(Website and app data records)
◆ ◆ ◆ ◆

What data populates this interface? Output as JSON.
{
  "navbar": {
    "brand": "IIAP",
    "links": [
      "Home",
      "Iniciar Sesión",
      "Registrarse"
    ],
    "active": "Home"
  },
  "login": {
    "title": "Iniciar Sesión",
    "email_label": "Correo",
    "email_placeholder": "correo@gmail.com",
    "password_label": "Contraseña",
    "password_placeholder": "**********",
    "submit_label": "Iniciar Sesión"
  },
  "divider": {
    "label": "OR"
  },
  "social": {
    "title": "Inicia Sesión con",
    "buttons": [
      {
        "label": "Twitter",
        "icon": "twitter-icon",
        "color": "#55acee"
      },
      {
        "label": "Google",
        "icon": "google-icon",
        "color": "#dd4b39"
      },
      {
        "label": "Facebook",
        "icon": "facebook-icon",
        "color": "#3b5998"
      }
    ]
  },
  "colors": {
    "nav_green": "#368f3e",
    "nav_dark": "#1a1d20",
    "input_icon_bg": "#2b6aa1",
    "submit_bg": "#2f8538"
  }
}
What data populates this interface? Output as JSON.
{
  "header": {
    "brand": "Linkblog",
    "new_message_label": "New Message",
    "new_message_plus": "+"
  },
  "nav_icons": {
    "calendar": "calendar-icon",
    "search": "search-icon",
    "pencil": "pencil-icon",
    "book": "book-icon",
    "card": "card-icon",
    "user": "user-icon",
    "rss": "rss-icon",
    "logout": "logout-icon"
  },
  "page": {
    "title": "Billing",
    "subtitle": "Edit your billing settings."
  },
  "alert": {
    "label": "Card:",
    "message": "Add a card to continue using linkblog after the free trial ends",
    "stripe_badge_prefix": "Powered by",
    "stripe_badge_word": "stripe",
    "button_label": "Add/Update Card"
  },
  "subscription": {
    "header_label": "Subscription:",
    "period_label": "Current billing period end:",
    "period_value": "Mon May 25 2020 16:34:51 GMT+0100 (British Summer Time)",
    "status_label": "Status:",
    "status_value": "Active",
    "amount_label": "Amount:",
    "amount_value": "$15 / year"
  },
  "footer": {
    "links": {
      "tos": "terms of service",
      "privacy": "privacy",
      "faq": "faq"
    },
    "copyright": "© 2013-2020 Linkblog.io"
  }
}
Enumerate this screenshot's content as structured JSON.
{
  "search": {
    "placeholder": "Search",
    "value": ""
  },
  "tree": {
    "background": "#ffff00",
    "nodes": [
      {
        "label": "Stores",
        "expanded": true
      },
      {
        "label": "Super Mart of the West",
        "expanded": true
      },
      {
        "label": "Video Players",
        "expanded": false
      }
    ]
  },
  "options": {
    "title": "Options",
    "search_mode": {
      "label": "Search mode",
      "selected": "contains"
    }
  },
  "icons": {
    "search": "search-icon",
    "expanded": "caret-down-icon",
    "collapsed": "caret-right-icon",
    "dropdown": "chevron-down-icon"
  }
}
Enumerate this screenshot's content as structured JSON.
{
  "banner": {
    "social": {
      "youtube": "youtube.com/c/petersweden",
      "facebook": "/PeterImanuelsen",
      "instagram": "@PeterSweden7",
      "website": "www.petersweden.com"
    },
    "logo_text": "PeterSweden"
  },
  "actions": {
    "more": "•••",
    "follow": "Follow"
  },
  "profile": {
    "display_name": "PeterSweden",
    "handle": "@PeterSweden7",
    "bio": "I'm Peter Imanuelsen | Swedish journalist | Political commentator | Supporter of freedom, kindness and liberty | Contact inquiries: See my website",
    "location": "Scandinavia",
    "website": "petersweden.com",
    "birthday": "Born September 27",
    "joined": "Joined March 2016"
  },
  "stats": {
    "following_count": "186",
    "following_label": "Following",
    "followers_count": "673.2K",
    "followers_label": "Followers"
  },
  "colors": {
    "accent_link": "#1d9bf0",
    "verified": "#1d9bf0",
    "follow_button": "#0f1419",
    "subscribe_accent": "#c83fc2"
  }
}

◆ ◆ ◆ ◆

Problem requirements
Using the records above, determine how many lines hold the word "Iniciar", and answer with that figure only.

Answer for this exercise
3